  2. To close his eyes and thank his friend for sharing joyful energy.

  3. To harness the joy he witnessed, and shift his heart to welcome the possibility of true love for himself.

  4. To recite this mantra: “I am a loving and generous person and imagine for myself a loving and generous partner.”

Kindness revives the whole person

Random Acts of Kindness reports kindness' holistic benefits. It stimulates the brain’s production of oxytocin and serotonin chemicals. Oxytocin lowers our heart rate. It builds our self-esteem while serotonin keeps us calm, negative-free and heals wounds. Think about it, when your body feels good it’s invested in attracting more of this energy and less drawn to pain.

Our minds take a break from constant stress when we live from a place of kindness. Stephen Post, author and professor at Case Western Reserve University School of Medicine, relates that "When we give of ourselves, everything from life satisfaction to self-realization and physical health is significantly improved. Mortality is delayed, depression is reduced and well-being and good fortune are increased.”

Spiritually, kindness brings us closer to our Divine self. It keeps the inner self pumped with peace, love and joy. When we are kind - more kindness shows up for us and the world. “Paying it forward” rises up and strengthens our ability to make a difference in the lives of others.

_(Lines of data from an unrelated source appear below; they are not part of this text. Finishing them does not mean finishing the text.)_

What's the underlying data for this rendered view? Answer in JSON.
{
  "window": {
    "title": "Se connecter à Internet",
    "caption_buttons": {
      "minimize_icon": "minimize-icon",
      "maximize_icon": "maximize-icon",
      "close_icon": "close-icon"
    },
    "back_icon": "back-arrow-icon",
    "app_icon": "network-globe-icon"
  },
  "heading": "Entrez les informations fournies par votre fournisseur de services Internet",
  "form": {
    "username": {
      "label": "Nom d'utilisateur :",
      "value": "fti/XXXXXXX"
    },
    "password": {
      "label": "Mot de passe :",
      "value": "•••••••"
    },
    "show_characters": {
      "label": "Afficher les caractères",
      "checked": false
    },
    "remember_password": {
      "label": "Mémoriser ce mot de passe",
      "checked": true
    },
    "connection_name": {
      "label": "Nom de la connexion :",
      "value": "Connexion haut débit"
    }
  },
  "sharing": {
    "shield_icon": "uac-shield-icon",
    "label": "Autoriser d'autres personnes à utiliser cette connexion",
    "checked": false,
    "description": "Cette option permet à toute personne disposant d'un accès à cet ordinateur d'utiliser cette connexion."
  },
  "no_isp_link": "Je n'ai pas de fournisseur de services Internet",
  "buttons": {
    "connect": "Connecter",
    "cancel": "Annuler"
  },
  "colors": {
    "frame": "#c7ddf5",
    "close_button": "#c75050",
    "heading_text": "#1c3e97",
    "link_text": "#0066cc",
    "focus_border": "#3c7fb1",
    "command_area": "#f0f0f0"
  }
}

Kindness empowers and brings light into a world full of shadows.